By KYLE MILLER
Legislative Gazette Staff Writer
Mon, Sep 24, 2007
<![if !vml]><![endif]>As the New York
State Board of Elections is expected
to start the bidding for contracts with voting machine manufacturers,
good-government groups last week made another attempt to keep touch-screen
voting devices out of the state.
Direct Recording Electronic voting machines, or DREs, are unfit for
providing access to disabled voters, argues Bo Lipari, executive director
of New Yorkers for Verified Voting.
Lipari was part of a panel of advocates who pointed out the potential
problems they say would result from the state using such machines as ballot
counters ¯ most importantly, they don’t leave any kind of “trail” to verify
how votes were cast.
According to Lipari, DREs ¯ which operate much like ATM machines ¯ use a
“voter verified paper audit trail” as the ballot, which has no scanning and
audio verification component.
“How does a voter with visual disabilities verify that the contents of that
ballot are correct?” Lipari asked. “There is no way to do it.”
On Aug. 28, the Board of Elections proposed to allow DREs in polling places
in 2008. The state is attempting to comply with the 2002 Help America
Vote Act, which set national accessibility standards for voting and

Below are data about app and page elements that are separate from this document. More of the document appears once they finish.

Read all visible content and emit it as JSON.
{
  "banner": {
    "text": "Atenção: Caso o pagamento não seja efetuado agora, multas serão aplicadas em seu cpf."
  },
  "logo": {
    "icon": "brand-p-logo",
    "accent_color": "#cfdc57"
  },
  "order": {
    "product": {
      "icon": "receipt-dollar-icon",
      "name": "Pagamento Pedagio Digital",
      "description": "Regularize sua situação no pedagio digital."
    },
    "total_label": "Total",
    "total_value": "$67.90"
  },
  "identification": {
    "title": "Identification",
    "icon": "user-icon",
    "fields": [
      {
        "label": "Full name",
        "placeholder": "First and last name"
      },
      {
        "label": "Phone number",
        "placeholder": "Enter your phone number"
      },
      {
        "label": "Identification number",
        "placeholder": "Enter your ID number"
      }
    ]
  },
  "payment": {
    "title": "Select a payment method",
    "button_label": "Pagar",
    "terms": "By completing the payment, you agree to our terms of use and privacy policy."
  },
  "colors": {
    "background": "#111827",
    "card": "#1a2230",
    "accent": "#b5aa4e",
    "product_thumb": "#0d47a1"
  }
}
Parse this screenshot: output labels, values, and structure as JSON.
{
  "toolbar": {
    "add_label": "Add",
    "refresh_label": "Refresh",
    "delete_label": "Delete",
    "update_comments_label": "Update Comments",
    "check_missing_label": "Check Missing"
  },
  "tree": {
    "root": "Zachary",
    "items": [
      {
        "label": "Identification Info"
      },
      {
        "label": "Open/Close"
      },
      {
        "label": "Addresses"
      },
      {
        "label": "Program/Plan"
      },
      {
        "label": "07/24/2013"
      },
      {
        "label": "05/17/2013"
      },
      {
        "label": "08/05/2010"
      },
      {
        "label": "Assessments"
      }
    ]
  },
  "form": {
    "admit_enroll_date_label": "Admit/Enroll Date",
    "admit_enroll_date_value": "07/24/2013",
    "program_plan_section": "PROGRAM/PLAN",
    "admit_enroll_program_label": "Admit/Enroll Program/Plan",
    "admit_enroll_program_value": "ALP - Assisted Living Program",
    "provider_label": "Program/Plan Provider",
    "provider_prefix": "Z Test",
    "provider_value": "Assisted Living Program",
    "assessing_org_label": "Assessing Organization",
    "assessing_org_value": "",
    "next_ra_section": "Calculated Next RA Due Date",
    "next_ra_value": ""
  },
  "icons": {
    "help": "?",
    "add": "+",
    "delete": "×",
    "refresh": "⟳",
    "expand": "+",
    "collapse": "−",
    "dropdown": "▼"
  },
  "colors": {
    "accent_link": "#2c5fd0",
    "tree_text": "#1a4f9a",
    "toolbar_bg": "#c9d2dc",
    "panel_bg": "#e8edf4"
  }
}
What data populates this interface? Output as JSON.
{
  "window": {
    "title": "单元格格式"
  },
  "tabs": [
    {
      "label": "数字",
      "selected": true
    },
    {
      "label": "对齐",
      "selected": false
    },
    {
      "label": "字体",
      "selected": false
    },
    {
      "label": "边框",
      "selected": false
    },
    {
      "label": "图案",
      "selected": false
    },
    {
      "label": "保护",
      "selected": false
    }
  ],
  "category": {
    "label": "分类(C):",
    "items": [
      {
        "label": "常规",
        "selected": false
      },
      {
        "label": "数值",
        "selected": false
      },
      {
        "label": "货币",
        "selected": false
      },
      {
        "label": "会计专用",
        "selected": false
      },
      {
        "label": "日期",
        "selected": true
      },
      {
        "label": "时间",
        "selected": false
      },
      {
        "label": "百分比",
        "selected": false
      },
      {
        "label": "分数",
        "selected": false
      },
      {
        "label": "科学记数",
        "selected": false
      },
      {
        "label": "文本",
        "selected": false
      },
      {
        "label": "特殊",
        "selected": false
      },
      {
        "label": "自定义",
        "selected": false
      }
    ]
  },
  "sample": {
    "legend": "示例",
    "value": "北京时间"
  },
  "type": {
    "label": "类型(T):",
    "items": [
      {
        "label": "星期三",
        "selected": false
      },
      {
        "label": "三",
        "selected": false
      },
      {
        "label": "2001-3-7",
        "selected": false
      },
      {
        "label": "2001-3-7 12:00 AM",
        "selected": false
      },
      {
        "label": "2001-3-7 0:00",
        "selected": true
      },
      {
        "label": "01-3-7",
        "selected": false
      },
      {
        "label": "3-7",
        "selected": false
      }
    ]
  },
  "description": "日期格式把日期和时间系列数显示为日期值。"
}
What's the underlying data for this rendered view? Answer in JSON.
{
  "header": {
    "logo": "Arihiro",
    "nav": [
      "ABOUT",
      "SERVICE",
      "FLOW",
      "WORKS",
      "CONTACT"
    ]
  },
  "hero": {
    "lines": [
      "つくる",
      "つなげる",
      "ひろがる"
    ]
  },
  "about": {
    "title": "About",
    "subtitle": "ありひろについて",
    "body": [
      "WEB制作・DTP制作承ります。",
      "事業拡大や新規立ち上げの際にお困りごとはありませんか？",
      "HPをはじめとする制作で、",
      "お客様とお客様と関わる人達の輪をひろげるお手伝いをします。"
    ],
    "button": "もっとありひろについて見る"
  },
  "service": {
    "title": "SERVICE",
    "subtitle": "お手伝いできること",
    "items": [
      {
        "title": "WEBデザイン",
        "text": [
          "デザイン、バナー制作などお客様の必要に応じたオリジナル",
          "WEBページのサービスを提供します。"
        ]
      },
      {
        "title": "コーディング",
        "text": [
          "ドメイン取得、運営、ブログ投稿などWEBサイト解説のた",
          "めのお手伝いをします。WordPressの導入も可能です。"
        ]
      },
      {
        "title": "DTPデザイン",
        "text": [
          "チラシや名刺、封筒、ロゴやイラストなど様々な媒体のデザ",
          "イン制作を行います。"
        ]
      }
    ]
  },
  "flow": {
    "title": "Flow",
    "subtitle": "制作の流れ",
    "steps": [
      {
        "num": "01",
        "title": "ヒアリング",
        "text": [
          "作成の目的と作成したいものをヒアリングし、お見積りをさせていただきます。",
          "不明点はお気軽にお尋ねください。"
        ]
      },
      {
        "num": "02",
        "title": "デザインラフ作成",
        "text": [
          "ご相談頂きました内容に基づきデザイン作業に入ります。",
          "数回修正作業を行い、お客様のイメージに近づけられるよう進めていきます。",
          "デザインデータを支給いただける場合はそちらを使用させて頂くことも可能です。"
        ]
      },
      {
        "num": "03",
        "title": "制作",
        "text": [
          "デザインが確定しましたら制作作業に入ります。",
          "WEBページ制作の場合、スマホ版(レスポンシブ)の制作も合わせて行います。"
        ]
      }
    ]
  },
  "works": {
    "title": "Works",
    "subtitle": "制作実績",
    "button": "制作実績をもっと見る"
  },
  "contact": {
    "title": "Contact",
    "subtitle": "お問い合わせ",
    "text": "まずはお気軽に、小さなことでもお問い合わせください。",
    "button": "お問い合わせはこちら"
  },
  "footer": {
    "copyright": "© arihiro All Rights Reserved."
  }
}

required all states to implement electronic ballot systems. For the 2006
elections, New York state installed one Ballot Marking Device, or BMD, in
every county. These machines print out a marked ballot that can then be
scanned and read back over audio, allowing the voter to correct any discrepancies.
Lipari says this was a step in the right direction that should be expanded
instead of allowing DREs to function as ballot markers.
“This is a backdoor effort to get failed touch screen voting technologies
into our polling places,” he said, accusing the Board of Elections of
hastily moving to accept the machines without proper testing.
Lipari and company were especially critical of Board of Elections
Co-Executive Director Peter Kosinski’s statement that the DREs in question
would be subjected to a “truncated certification process.” The board of
elections did not return a phone call in time for publication.
“The board is saying ‘oh don’t worry, when we finish the full certification
process and if the DRE is not certified, then we will not be able to use it
in later years,’” said NYPIRG Legislative Counsel Russ Haven. “Once the
counties have spent multiple millions of dollars … does anyone seriously
believe that next year, the state board will say, ‘sorry, you can’t use
them because they didn’t pass our test?’”
League of Women Voters Elections Specialist Aimee Allaud was also on hand
to advocate the use of optical scanning devices. The league has been a
longtime proponent of BMDs, even pushing for legislation last February to
make them mandatory for the whole state.
“Scanners are a proven technology, and you’ve heard us say that for the
last three years,” Allaud said. She also said the devices are
cost-effective, claiming that one machine costs between $5,000 and $6,000,
as opposed to a DRE, which can cost about $10,000.
However, the higher price of DREs, Lipari believes, is also a motivator for
the companies that sell them.
“Here in New York state, if you look at multiple millions of dollars that
vendors have spent lobbying … it’s clear that there is an agenda on the
part of the vendors to sell the more profitable touch-screen voting
machines,” he said.
DREs are ATM-like machines that the panelists said are intended for use in
vote-counting, not for direct voting. The New Yorkers for Verified Voting
press conference featured a map of the U.S. highlighting states that
experienced mismatched printouts, ink and paper shortages and paper jams
with their touch-screen voting systems.
“The board would allow DREs to create a paper trail that would essentially
be the ballot,” explained Haven. “As you know from your ATM experience,
that kind of heat-sensitive paper … that’s not exactly a good paper trail.”
Allaud said that only about 1,000 people in New York voted on a BMD last
election, so the machines are still too new here to have a proven track
record. However, she said other states have had success with scanning
devices, pointing to Michigan’s use of the Automark system.
Cliff Perez, systems advocate for the Independent Living Center of the
Hudson Valley, was a bit more cautious about the limits of BMDs.
“The ballot marking machine has great potential to be made much more
accessible than the DRE but they do require some work,” he said. “We still
need to make sure that the optical scanner can give different information
for people who are blind to know that, when they put the paper in, the
information is all correct.”
Lipari mentioned that New Mexico, Maryland, and Florida are considering
abandoning their multimillion-dollar investments in the machines.
“The financial investments now will ultimately drive the decisions for the
technology that we have to use for the next generation or two,” said Haven.
“We don’t want the money that we invest now to be a temporary fix to a